Research output: Contribution to journal › Article
Colleges, School and Institutes
With the reconfiguration of health services in both the primary and secondary sectors, the role of community mental health nurses (CMHNs) has become a highly contested one within mental health care. There would be great variability in the skills that CMHNs possess, the contexts in which they work and the nature of the work they do. This study sought to explore aspects of the work of those nurses who provide services at the interface between policy and practice. Two groups of CMHNs were compared, one working in an urban setting (Trust A) and the other in a rural (Trust B), focusing particularly on caseloads and client mix, the values held by CMHNs, the models of care they utilize and what they consider would improve care in the future. A specially designed 39-item questionnaire was employed, with a mix of open and closed questions, and statements to which participants were asked to respond on a three-point Likert scale. The findings raised interesting issues around collaborative working, whether CMHNs are happy to take on clients previously on their caseload, bureaucratization, autonomy, role definition within a culture of working with primary care, lack of specific models utilized by CMHNs, and the demand for greater training and educational support. The implications of the study are discussed with the aim of assisting mental health nurses determine their future roles.

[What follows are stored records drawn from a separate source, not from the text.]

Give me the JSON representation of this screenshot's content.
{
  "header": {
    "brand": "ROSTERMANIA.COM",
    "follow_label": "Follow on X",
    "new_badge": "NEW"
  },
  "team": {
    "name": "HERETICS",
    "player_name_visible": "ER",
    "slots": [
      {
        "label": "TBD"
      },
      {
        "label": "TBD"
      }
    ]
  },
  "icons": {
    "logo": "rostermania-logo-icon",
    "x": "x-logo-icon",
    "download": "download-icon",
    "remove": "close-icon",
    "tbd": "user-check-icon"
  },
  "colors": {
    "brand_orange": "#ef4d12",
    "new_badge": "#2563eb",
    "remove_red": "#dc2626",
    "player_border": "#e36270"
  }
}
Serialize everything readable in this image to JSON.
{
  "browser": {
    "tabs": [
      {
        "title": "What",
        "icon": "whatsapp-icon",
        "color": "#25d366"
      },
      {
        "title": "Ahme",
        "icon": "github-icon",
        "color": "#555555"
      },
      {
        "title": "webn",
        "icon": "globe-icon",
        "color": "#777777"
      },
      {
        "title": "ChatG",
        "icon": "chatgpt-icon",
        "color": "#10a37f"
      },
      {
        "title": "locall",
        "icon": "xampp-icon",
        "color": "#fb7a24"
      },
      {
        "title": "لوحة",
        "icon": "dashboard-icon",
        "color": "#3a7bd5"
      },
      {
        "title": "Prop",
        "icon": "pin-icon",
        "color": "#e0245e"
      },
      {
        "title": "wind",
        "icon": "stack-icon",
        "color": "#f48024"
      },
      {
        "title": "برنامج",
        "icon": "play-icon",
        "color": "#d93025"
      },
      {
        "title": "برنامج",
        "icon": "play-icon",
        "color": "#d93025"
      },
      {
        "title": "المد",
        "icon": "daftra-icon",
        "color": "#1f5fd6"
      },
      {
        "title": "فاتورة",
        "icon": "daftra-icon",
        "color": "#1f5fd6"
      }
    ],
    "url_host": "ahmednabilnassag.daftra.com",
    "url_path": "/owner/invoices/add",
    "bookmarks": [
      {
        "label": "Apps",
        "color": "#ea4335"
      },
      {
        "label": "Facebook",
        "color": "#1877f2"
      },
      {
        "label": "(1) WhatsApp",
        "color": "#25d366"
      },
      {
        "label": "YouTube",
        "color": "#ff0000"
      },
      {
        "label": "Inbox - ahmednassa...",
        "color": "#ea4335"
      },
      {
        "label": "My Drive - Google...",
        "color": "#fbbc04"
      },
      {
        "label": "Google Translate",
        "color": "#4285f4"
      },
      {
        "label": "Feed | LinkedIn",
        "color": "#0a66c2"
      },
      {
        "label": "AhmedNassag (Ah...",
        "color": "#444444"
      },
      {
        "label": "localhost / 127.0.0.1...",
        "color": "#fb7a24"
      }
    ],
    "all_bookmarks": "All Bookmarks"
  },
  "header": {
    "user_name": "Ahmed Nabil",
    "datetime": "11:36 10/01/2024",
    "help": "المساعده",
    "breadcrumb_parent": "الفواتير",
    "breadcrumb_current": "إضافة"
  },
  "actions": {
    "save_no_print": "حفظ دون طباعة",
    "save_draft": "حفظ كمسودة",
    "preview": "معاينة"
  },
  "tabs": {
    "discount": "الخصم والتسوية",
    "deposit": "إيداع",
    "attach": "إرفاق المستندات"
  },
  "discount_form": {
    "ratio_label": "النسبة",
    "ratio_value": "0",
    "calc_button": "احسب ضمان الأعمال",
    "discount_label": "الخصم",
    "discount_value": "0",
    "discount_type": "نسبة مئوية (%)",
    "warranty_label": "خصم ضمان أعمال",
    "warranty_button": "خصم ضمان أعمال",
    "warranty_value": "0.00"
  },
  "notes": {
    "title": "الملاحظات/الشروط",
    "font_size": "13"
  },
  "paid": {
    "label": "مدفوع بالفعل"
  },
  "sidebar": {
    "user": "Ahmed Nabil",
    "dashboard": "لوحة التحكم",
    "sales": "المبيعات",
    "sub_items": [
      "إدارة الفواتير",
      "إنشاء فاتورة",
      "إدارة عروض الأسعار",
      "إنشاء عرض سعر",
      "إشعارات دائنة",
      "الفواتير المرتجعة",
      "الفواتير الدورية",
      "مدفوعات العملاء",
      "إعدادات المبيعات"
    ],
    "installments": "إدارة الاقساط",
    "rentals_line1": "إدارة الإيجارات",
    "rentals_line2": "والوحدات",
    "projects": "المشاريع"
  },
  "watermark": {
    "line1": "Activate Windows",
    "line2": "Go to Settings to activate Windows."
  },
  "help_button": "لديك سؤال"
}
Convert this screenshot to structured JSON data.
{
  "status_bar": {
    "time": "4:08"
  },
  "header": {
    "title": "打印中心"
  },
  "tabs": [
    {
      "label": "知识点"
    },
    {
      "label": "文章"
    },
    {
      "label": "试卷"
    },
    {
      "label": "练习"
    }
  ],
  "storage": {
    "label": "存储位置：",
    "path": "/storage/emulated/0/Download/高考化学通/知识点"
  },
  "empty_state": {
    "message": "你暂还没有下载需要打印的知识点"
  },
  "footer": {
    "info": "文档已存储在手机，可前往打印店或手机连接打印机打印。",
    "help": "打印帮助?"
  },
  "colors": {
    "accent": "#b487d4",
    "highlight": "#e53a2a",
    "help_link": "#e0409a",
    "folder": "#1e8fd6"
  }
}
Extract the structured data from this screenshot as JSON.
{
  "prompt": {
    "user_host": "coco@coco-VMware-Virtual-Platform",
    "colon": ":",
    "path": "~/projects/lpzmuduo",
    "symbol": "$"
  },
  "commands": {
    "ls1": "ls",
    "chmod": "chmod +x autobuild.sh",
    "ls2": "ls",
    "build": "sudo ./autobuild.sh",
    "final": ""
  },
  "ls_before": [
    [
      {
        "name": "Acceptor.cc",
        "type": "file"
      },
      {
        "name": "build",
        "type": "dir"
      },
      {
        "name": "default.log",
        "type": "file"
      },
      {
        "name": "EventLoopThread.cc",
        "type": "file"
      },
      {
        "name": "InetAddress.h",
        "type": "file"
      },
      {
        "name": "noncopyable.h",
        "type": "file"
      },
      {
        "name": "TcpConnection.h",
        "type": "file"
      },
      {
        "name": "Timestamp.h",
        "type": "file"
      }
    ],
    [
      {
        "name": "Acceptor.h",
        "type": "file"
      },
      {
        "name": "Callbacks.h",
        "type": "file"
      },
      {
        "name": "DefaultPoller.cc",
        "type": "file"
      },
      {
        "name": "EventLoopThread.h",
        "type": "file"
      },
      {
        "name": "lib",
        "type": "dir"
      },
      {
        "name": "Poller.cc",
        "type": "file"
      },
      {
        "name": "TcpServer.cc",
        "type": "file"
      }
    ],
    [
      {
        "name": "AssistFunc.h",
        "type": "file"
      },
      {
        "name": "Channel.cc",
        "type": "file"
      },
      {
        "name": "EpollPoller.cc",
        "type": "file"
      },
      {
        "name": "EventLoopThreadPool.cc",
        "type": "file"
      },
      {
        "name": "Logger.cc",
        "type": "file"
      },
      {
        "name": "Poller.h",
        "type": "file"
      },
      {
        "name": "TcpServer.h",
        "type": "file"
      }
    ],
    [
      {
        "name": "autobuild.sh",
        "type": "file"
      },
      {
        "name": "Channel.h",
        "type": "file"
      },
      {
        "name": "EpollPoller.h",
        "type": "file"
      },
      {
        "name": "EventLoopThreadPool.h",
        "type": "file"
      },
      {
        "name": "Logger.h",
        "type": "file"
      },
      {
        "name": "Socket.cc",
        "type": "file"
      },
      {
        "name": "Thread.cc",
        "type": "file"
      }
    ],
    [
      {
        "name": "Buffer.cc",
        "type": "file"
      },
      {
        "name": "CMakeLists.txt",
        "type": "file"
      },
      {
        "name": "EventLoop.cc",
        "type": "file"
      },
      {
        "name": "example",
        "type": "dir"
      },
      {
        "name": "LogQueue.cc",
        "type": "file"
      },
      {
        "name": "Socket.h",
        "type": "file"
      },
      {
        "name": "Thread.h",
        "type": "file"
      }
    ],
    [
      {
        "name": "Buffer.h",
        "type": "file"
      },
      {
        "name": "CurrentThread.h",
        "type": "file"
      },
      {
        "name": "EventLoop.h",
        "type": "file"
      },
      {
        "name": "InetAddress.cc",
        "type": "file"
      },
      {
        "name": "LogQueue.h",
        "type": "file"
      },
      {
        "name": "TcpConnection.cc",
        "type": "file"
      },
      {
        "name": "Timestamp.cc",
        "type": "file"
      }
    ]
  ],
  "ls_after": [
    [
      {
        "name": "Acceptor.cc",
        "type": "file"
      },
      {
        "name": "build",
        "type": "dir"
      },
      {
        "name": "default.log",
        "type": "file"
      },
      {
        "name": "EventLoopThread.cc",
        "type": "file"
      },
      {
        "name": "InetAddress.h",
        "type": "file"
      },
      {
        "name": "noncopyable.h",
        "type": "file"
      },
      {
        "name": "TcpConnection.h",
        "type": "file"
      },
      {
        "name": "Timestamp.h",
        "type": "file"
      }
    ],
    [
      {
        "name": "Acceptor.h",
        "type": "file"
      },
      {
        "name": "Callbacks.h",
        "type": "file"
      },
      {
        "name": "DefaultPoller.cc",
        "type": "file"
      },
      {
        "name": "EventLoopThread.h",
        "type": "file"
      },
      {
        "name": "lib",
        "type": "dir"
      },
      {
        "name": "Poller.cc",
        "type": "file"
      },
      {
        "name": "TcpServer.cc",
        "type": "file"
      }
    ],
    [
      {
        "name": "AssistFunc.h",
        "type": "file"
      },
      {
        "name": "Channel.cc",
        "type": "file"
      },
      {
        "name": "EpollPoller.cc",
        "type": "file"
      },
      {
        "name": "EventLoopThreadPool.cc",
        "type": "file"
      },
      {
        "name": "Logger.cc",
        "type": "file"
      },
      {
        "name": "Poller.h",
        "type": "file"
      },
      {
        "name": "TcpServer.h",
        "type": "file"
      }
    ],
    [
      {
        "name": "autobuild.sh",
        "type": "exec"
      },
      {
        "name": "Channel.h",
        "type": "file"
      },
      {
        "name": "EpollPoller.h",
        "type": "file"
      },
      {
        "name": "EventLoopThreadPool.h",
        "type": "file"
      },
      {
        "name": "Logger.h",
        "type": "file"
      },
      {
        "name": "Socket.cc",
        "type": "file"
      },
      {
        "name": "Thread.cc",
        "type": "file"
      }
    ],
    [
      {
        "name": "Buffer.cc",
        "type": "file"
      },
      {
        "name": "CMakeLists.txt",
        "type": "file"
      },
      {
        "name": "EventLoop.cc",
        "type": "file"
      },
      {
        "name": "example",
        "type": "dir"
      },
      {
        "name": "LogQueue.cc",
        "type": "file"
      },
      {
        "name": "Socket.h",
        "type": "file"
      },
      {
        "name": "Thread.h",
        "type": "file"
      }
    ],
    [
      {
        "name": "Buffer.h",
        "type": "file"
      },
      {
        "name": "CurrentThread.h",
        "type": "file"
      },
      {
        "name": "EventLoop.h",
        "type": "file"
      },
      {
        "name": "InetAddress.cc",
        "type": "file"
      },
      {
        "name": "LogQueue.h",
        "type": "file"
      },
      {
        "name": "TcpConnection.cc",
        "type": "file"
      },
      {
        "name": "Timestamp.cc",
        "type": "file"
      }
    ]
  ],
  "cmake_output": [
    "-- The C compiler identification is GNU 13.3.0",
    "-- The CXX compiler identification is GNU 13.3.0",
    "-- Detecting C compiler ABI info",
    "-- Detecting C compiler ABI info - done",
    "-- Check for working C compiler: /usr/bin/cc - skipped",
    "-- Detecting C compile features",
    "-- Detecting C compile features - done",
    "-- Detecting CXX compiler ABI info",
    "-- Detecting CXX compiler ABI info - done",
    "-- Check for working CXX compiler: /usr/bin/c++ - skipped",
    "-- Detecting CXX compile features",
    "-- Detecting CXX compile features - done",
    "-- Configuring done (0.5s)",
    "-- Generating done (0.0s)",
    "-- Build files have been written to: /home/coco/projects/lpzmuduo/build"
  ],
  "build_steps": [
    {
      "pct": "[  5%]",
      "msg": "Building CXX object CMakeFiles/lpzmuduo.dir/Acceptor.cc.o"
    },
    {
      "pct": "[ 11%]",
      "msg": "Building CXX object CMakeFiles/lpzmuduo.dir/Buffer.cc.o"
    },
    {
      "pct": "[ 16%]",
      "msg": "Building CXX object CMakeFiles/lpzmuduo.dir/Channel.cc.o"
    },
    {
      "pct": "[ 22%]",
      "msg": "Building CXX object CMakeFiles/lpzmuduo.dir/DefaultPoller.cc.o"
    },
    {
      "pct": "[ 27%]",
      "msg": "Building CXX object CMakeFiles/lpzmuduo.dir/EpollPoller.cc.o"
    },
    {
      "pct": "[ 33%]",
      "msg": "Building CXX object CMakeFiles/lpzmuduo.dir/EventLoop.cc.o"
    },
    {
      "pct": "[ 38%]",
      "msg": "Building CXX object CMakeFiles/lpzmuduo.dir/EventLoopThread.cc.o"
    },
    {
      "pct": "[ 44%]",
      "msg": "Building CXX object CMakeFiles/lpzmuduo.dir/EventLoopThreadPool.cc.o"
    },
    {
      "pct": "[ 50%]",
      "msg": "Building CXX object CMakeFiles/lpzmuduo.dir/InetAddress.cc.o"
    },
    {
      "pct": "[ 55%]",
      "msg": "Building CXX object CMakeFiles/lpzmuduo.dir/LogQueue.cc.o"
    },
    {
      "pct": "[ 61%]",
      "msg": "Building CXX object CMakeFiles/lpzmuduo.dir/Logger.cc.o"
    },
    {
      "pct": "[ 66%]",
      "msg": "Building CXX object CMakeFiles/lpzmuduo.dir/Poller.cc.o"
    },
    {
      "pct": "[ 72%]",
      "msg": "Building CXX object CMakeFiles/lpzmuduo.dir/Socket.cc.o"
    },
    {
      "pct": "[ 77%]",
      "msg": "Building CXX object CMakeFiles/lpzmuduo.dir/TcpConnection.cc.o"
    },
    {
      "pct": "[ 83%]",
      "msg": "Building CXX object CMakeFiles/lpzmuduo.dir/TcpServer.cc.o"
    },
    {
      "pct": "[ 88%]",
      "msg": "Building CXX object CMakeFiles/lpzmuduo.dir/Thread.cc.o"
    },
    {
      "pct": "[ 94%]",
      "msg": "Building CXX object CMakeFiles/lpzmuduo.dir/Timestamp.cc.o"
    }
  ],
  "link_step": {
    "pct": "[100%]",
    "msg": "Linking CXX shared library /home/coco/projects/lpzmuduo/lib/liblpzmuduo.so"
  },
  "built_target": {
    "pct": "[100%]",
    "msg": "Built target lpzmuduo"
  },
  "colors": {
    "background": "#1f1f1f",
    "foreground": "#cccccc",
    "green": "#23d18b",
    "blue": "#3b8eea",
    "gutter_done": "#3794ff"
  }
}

|Number of pages||9|
|Journal||Journal of Psychiatric and Mental Health Nursing|
|Publication status||Published - 1 Jan 2004|